Tagged Antony Polonsky, Efraim Zuroff, Holocaust, International Commission for the Evaluation of the Crimes of the Nazi and Soviet Occupational Regimes in Lithuania, No Simple Stories: Jewish-Lithuanian Relations, UCL Hebrew and Jewish Studies
A report on the website of the Board of Deputies of British Jews reveals that Holocaust Obfuscation is gaining ground rapidly as a highly specific term for the phenomenon of ‘denying without denying’ in the context of the far right’s Double Genocide revisionism prevalent in post-Soviet Eastern Europe and especially the Baltics. The Board’s summary of a meeting held with the Lithuanian ambassador to London, HE Dr Oskaras Jusys noted that:
Dispatched to London by the Lithuanian Foreign Ministry, the state-approved director of the Vilnius Yiddish(-less) Institute bemoaned feeling himself ‘between two Talibans’, referring to the antisemitic establishment in Lithuania on the one hand, and to a polite letter of Litvak protest on the other. The comment was reported in today’s Economist, in an article by Edward Lucas, which also reports that the VYI director, Sarunas Liekis, described himself as ‘a Yiddish-studies professor from Vilnius’ [the article as PDF].
The ‘Taliban’ letter was signed among others, by Lord Janner; British MP Denis MacShane; head of the last active Litvak organization in the world, Joe Melamed; the master historian of the Lithuanian Holocaust Prof. Dov Levin; Rabbi Barry Marcus, leader of London’s Central Synagogue. Text of the ‘Taliban’ letter here. Signatories here.
Posted in Double Games, Double Genocide, Foreign Ministries: Holocaust Politics Abuse?, Identity Theft of Litvak Heritage, Litvak Affairs, Media Watch, News & Views, Politics of Memory, UCL Manipulated?, United Kingdom, Views of Prof. Sarunas Liekis, Vilnius Yiddish Institute, Yiddish Affairs
Tagged Sarunas Liekis, Vilnius Yiddish Institute, Vilnius Yiddish Summer Program, Yiddish studies professor from Vilnius
Letter of Protest signed by Lord Janner, MP MacShane, Professor Dov Levin, Rabbi Barry Marcus & 17 Others
DIGNIFIED MORNING PROTEST
Member of the UK Parliament, human rights champion and author RH Denis MacShane (right), led a good-natured moment of protest Monday morning, 7 February in London at the Lithuanian Embassy, 84 Gloucester Place, London W1.

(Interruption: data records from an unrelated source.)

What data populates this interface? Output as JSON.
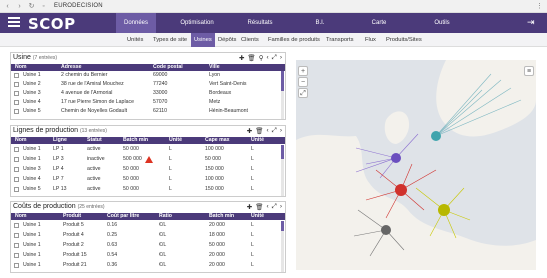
{
  "browser": {
    "url": "EURODECISION"
  },
  "app": {
    "logo": "SCOP",
    "exit_icon": "logout-icon",
    "accent": "#4b3a7a",
    "active_color": "#6d5ca5"
  },
  "topnav": [
    {
      "label": "Données",
      "active": true
    },
    {
      "label": "Optimisation",
      "active": false
    },
    {
      "label": "Résultats",
      "active": false
    },
    {
      "label": "B.I.",
      "active": false
    },
    {
      "label": "Carte",
      "active": false
    },
    {
      "label": "Outils",
      "active": false
    }
  ],
  "subnav": [
    {
      "label": "Unités",
      "active": false
    },
    {
      "label": "Types de site",
      "active": false
    },
    {
      "label": "Usines",
      "active": true
    },
    {
      "label": "Dépôts",
      "active": false
    },
    {
      "label": "Clients",
      "active": false
    },
    {
      "label": "Familles de produits",
      "active": false
    },
    {
      "label": "Transports",
      "active": false
    },
    {
      "label": "Flux",
      "active": false
    },
    {
      "label": "Produits/Sites",
      "active": false
    }
  ],
  "usines": {
    "title": "Usine",
    "count": "(7 entrées)",
    "columns": [
      "Nom",
      "Adresse",
      "Code postal",
      "Ville"
    ],
    "rows": [
      [
        "Usine 1",
        "2 chemin du Bernier",
        "69000",
        "Lyon"
      ],
      [
        "Usine 2",
        "38 rue de l'Amiral Mouchez",
        "77240",
        "Vert Saint-Denis"
      ],
      [
        "Usine 3",
        "4 avenue de l'Armorial",
        "33000",
        "Bordeaux"
      ],
      [
        "Usine 4",
        "17 rue Pierre Simon de Laplace",
        "57070",
        "Metz"
      ],
      [
        "Usine 5",
        "Chemin de Noyelles Godault",
        "62110",
        "Hénin-Beaumont"
      ]
    ]
  },
  "lignes": {
    "title": "Lignes de production",
    "count": "(13 entrées)",
    "columns": [
      "Nom",
      "Ligne",
      "Statut",
      "Batch min",
      "Unité",
      "Cape max",
      "Unité"
    ],
    "rows": [
      [
        "Usine 1",
        "LP 1",
        "active",
        "50 000",
        "L",
        "100 000",
        "L"
      ],
      [
        "Usine 1",
        "LP 3",
        "inactive",
        "500 000",
        "L",
        "50 000",
        "L"
      ],
      [
        "Usine 3",
        "LP 4",
        "active",
        "50 000",
        "L",
        "150 000",
        "L"
      ],
      [
        "Usine 4",
        "LP 7",
        "active",
        "50 000",
        "L",
        "100 000",
        "L"
      ],
      [
        "Usine 5",
        "LP 13",
        "active",
        "50 000",
        "L",
        "150 000",
        "L"
      ]
    ]
  },
  "couts": {
    "title": "Coûts de production",
    "count": "(25 entrées)",
    "columns": [
      "Nom",
      "Produit",
      "Coût par litre",
      "Ratio",
      "Batch min",
      "Unité"
    ],
    "rows": [
      [
        "Usine 1",
        "Produit 5",
        "0.16",
        "€/L",
        "20 000",
        "L"
      ],
      [
        "Usine 1",
        "Produit 4",
        "0.25",
        "€/L",
        "18 000",
        "L"
      ],
      [
        "Usine 1",
        "Produit 2",
        "0.63",
        "€/L",
        "50 000",
        "L"
      ],
      [
        "Usine 1",
        "Produit 15",
        "0.54",
        "€/L",
        "20 000",
        "L"
      ],
      [
        "Usine 1",
        "Produit 21",
        "0.36",
        "€/L",
        "20 000",
        "L"
      ]
    ]
  }
}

MP MacShane presented a letter of protest to the embassy, drafted and organized by Professor Danny Ben-Moshe (center), who flew in from Melbourne to be at the event. At left is Danny Stone, director of the All-Party Parliamentary Group Against Antisemitism. The letter was signed by 21 people, including academics, political figures, those involved with the fight against antisemitism, representatives of Litvak organizations, and Lithuanian Holocaust survivors. The ambassador declined a written request to meet to discuss the letter.
PRESS: REPORT IN THE JERUSALEM POST ♦ IN THE ECONOMIST (REPLY HERE) ♦ ALFA.LT (8 Feb) ♦ BNS ♦ CLEMENS HENI (DH) ♦ DOVID KATZ (DH) ♦ LRYTAS.LT ♦ JONNY PAUL (JP) ♦ SIMON ROCKER I (JC) ♦SIMON ROCKER II (JC) ♦ SIMON ROCKER III (JC) ♦ NITZA SPIRO (JN) ♦ EFRAIM ZUROFF (JC)
Posted in "Jewish" Events as Cover?, Double Games, Events, Foreign Ministries: Holocaust Politics Abuse?, News & Views, Politics of Memory, Rothschild Foundation Europe (Hanadiv): Lithuanian Issues, UCL Manipulated?, United Kingdom
Tagged Efraim Zuroff, Hebrew and Jewish Studies London, Lithuanian Foreign Ministry, Litvaks, Vilnius Yiddish Institute